Granted, this was presumably a politician trying to impress a known environmentalist with how green the Chinese government was, but it's still a good sign. Similarly, the government is apparently trying to rejig its measures of GDP and so on to take account 'clean green growth'. I can't find any mentions of this term on the internet, but I suspect it refers to this project discussed in the 'People's Daily':
"SEPA [China's environmental watchdog, the State Environmental Protection Agency] is working with the National Statistics Bureau and the Organization Department of the Central Committee of the Communist Party of China (CPC), the Party's human resource organ, to draft a comprehensive assessment plan with a variety of criteria including environmental indicators."
China's growing need for power as they modernize to co-habit with the Western economy is going to produce nightmares.
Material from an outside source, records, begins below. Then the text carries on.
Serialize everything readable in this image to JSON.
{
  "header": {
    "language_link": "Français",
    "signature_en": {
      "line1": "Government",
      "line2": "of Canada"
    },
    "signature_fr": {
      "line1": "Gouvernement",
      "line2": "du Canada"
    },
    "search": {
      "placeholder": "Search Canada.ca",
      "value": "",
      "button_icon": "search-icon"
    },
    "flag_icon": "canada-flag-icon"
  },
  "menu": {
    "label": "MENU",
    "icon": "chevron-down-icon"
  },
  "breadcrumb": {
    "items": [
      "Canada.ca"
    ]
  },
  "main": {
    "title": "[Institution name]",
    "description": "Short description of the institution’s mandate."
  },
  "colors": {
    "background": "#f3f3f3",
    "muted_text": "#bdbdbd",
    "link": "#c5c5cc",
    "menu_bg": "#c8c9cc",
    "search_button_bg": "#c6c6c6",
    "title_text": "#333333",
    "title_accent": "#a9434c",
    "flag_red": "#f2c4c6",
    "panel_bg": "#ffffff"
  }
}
Firstly, they are putting huge dams up that are not only droughting important wetlands downstream but are flooding important valleys up stream, where hundreds of thousands of people are having to relocate -- to city centers which are causing the power request in the first place -- and endangering many types of very rare animals and plants that require the special habitat of the mountain valleys in China. The dam projects have been universally denounced by just about every international expert and environmental team.
Secondly, China is making staggering investments in nuclear power plant construction. To this end, Western corporations are being invited in to massively develop China's nuclear infrastructure over the next two decades and the Bush administration recently revoked a long-standing order against US companies sharing or selling nuclear information to China so that they didn't lose out on the international cash grab of this pricey development scheme.
This is a major step backward in the movement to lessen the power of the nuclear magnets upon global society. The fight is to move away from extremely dirty hi-tech power plants such as these and back towards more local and clean power sources. The extreme modernization of East and Southeast Asia is a major ecological problem that will have both regional and global fallout as a result.